The importance of furniture
Underneath many seats are printed the marks HC (for Hampton Court) or WP (for Whitehall Palace) – the great Tudor powerhouse that burned down in 1698 and of which the Knole collections contain the last survivors.
Furniture, mostly now mass produced, has lost its intense association with wealth and status. The furniture at Knole would be among the most expensive status objects of their time, the result of thousands of artisan hours, the finest woods, the most expensive fabrics, drawn from across the known world.
Not only the price, but the significance of furniture has also diminished over the centuries, and we now struggle to understand the reverence that a chair might have commanded or its association with rank and privilege. Although the legacy of the importance is to be found in the title Chair – as in Chair of the Board.
The X-frame chairs
Among the most important pieces and sets of furniture at Knole are the X-framed armchairs, fashioned on folding Roman military chairs taken on campaign. Placed beneath a canopy and accompanied by stools and footstools, these chairs were know as Chairs of State and were used as thrones. From here the king of the day would give audience.
The Knole settee

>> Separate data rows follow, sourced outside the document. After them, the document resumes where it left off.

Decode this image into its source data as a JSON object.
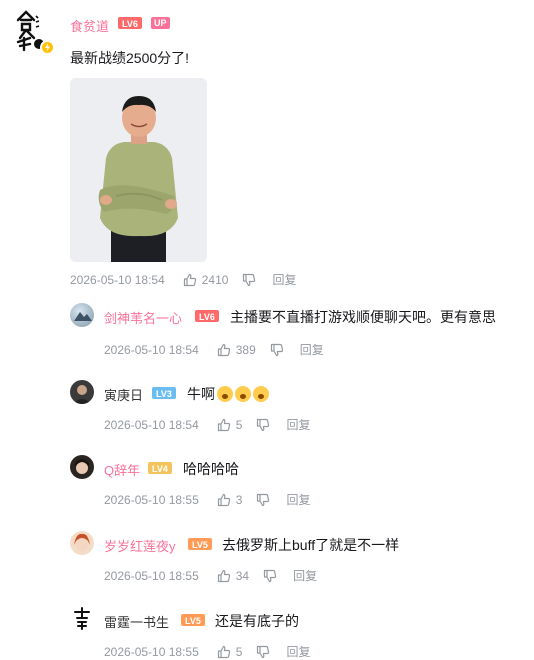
{
  "post": {
    "author": "食贫道",
    "level": "LV6",
    "up_badge": "UP",
    "text": "最新战绩2500分了!",
    "time": "2026-05-10 18:54",
    "likes": "2410",
    "reply_label": "回复"
  },
  "replies": [
    {
      "name": "剑神苇名一心",
      "level": "LV6",
      "text": "主播要不直播打游戏顺便聊天吧。更有意思",
      "time": "2026-05-10 18:54",
      "likes": "389",
      "reply_label": "回复"
    },
    {
      "name": "寅庚日",
      "level": "LV3",
      "text": "牛啊",
      "time": "2026-05-10 18:54",
      "likes": "5",
      "reply_label": "回复"
    },
    {
      "name": "Q辞年",
      "level": "LV4",
      "text": "哈哈哈哈",
      "time": "2026-05-10 18:55",
      "likes": "3",
      "reply_label": "回复"
    },
    {
      "name": "岁岁红莲夜y",
      "level": "LV5",
      "text": "去俄罗斯上buff了就是不一样",
      "time": "2026-05-10 18:55",
      "likes": "34",
      "reply_label": "回复"
    },
    {
      "name": "雷霆一书生",
      "level": "LV5",
      "text": "还是有底子的",
      "time": "2026-05-10 18:55",
      "likes": "5",
      "reply_label": "回复"
    }
  ],
  "colors": {
    "accent_pink": "#fb7299",
    "meta_gray": "#9499a0"
  }
}
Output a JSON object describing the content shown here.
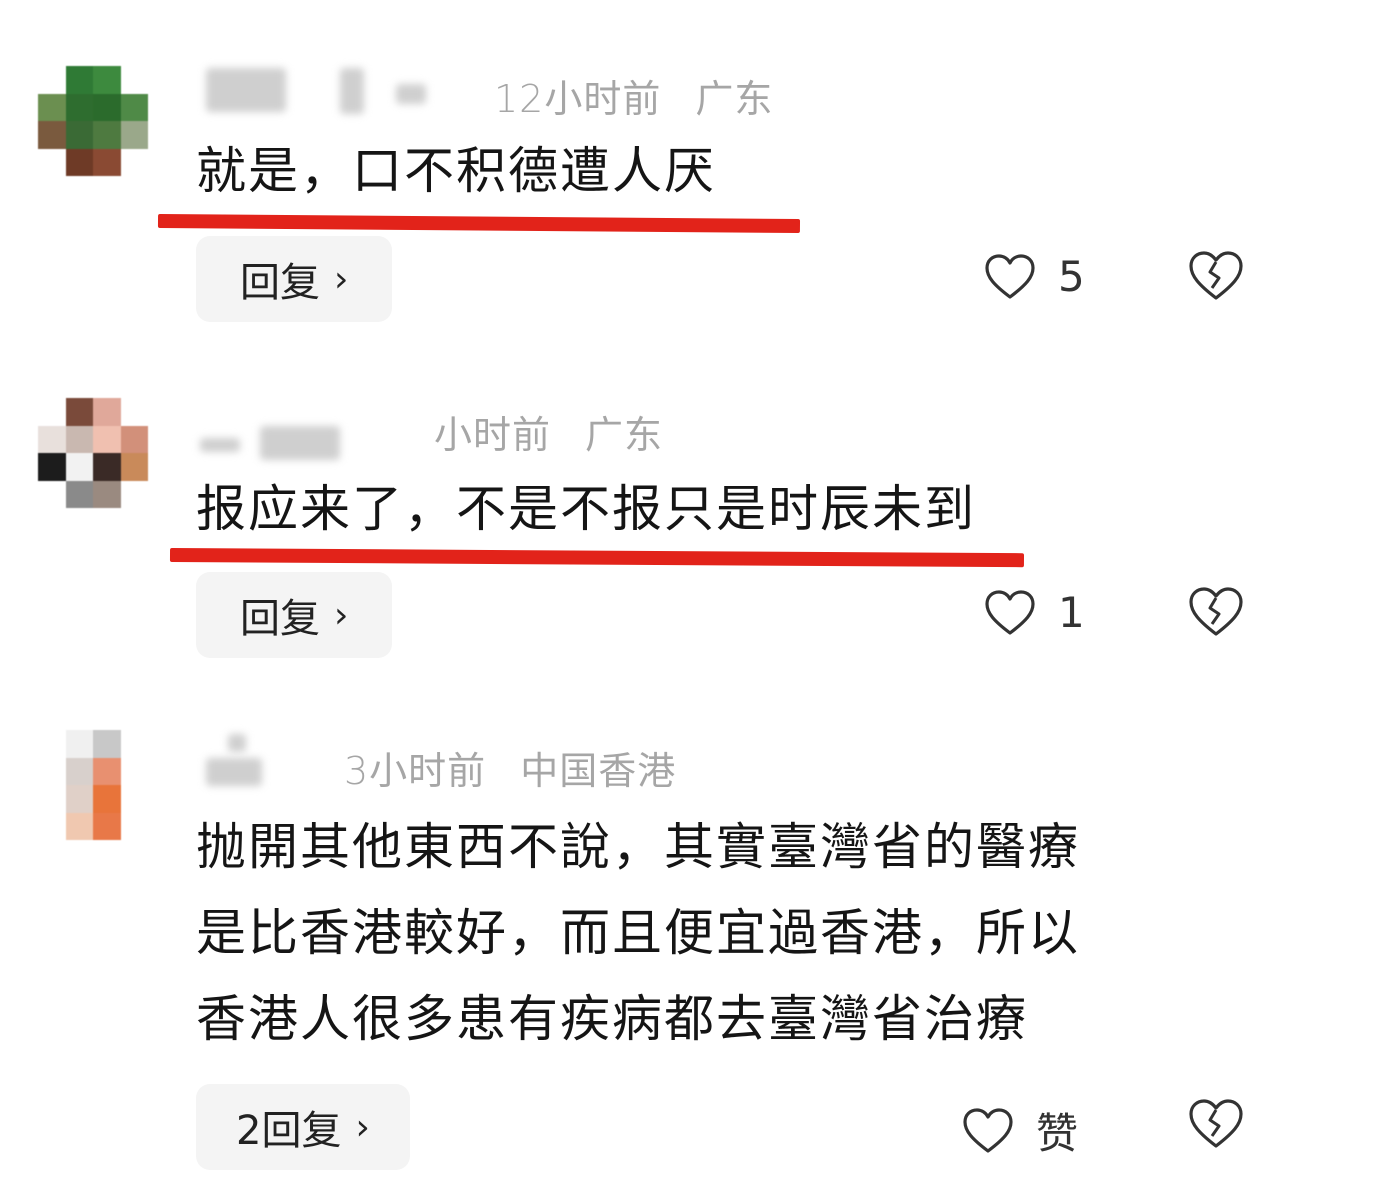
{
  "comments": [
    {
      "time": "12小时前",
      "location": "广东",
      "text": "就是，口不积德遭人厌",
      "reply_label": "回复",
      "like_count": "5"
    },
    {
      "time": "小时前",
      "location": "广东",
      "text": "报应来了，不是不报只是时辰未到",
      "reply_label": "回复",
      "like_count": "1"
    },
    {
      "time": "3小时前",
      "location": "中国香港",
      "text_lines": [
        "抛開其他東西不說，其實臺灣省的醫療",
        "是比香港較好，而且便宜過香港，所以",
        "香港人很多患有疾病都去臺灣省治療"
      ],
      "reply_label": "2回复",
      "like_count": "赞"
    }
  ],
  "icons": {
    "chevron": "chevron-right-icon",
    "like": "heart-outline-icon",
    "dislike": "broken-heart-icon"
  },
  "colors": {
    "underline": "#e2231a",
    "meta_text": "#a6a6a6",
    "body_text": "#151515",
    "reply_bg": "#f4f4f4"
  }
}
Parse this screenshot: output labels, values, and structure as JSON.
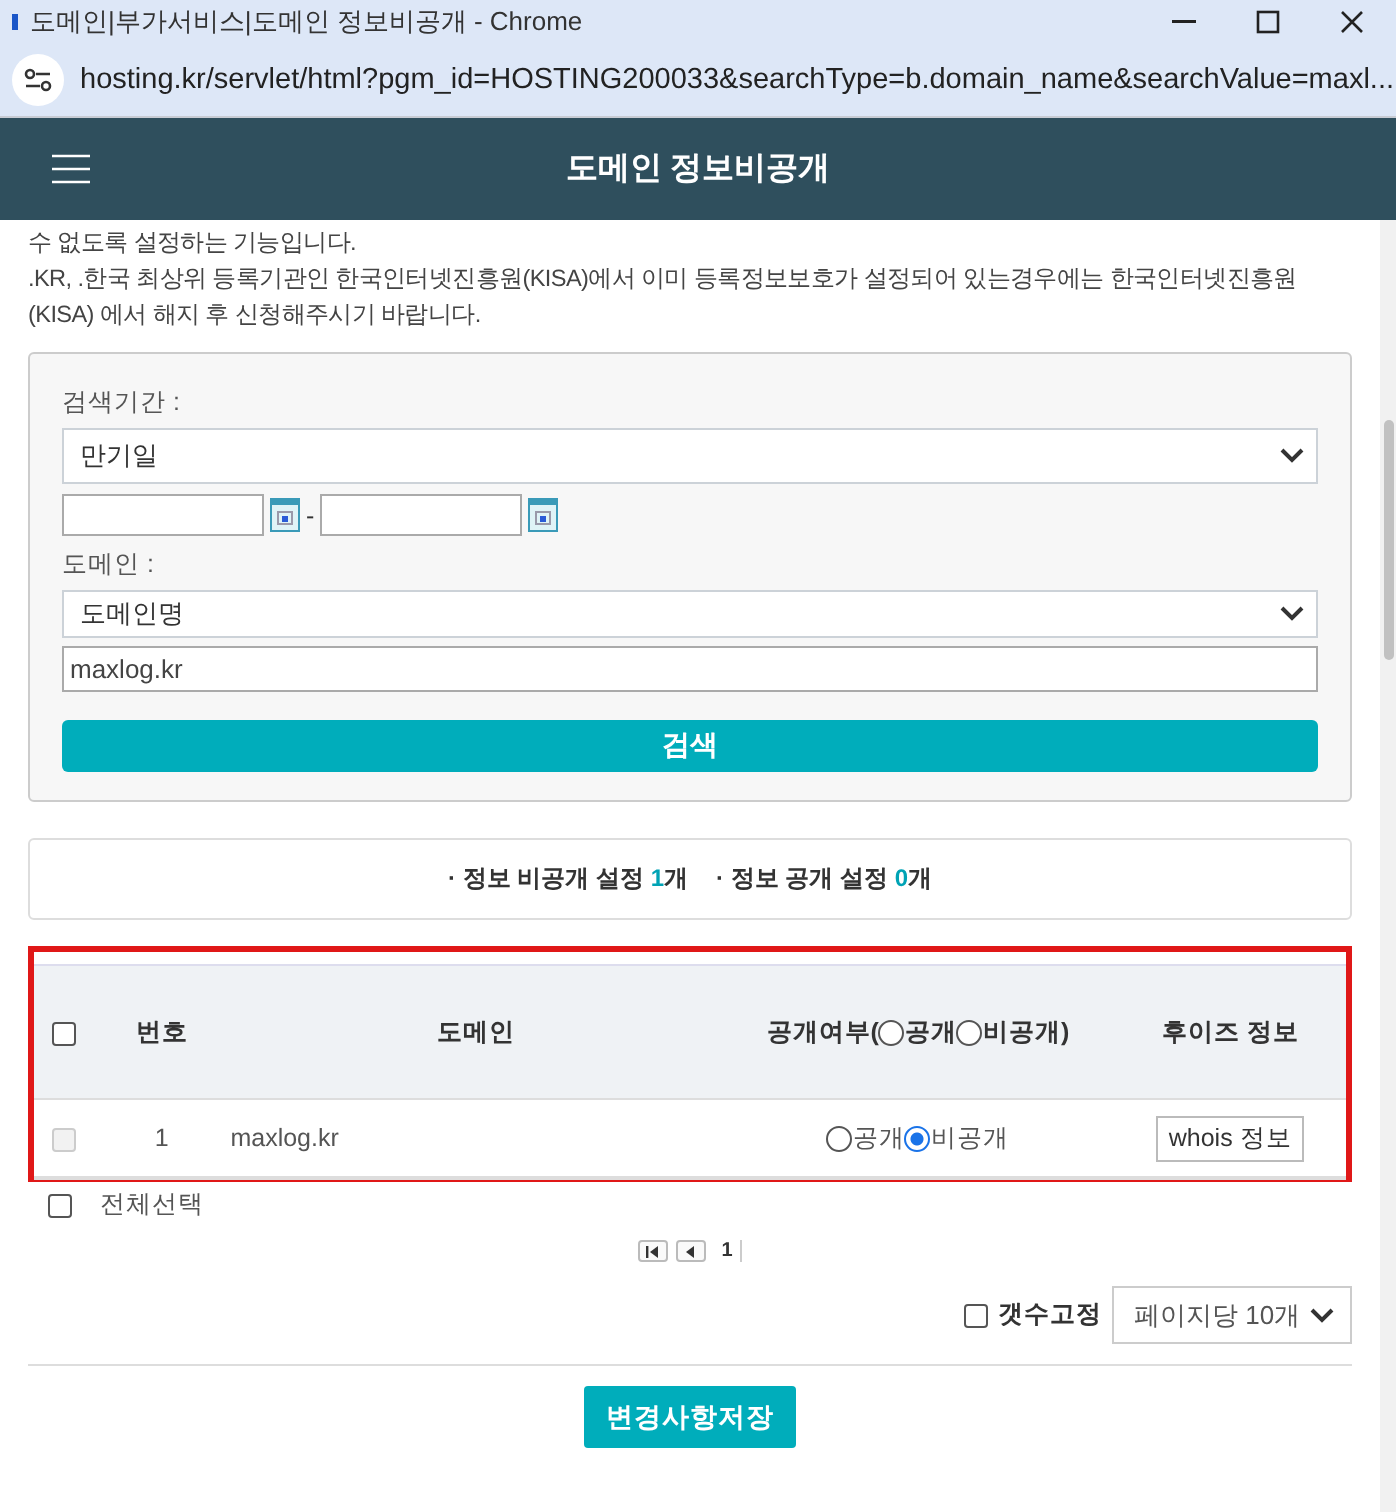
{
  "browser": {
    "title": "도메인|부가서비스|도메인 정보비공개 - Chrome",
    "url": "hosting.kr/servlet/html?pgm_id=HOSTING200033&searchType=b.domain_name&searchValue=maxl..."
  },
  "header": {
    "title": "도메인 정보비공개"
  },
  "description": [
    "수 없도록 설정하는 기능입니다.",
    ".KR, .한국 최상위 등록기관인 한국인터넷진흥원(KISA)에서 이미 등록정보보호가 설정되어 있는경우에는 한국인터넷진흥원(KISA) 에서 해지 후 신청해주시기 바랍니다."
  ],
  "search": {
    "period_label": "검색기간 :",
    "period_select": "만기일",
    "date_separator": "-",
    "domain_label": "도메인 :",
    "domain_select": "도메인명",
    "domain_value": "maxlog.kr",
    "button": "검색"
  },
  "summary": [
    {
      "label": "· 정보 비공개 설정",
      "count": "1",
      "unit": "개"
    },
    {
      "label": "· 정보 공개 설정",
      "count": "0",
      "unit": "개"
    }
  ],
  "table": {
    "header_checked": false,
    "number_column": "번호",
    "domain_column": "도메인",
    "visibility_column": {
      "label": "공개여부(",
      "options": [
        {
          "label": "공개",
          "selected": false
        },
        {
          "label": "비공개",
          "selected": false
        }
      ],
      "close": ")"
    },
    "whois_column": "후이즈 정보",
    "rows": [
      {
        "checked": false,
        "disabled": true,
        "number": "1",
        "domain": "maxlog.kr",
        "options": [
          {
            "label": "공개",
            "selected": false
          },
          {
            "label": "비공개",
            "selected": true
          }
        ],
        "whois_button": "whois 정보"
      }
    ]
  },
  "select_all": {
    "label": "전체선택",
    "checked": false
  },
  "pagination": {
    "pages": [
      {
        "label": "1",
        "selected": true
      }
    ]
  },
  "fix_count": {
    "label": "갯수고정",
    "checked": false
  },
  "page_size": "페이지당 10개",
  "save_button": "변경사항저장"
}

Built after 1660, the original Knole settee (which launched a thousand imitations across the world) is covered in its original red velvet. This, too, would have been used almost like a chair of state. It is possible that a post-restoration queen would have received guests on the settee, sitting beneath a canopy in a state dressing-room, beyond her bed chamber in the palace. The Knole settee is on display in the Leicester Gallery, currently kept behind glass to preserve it in environmentally stable conditions.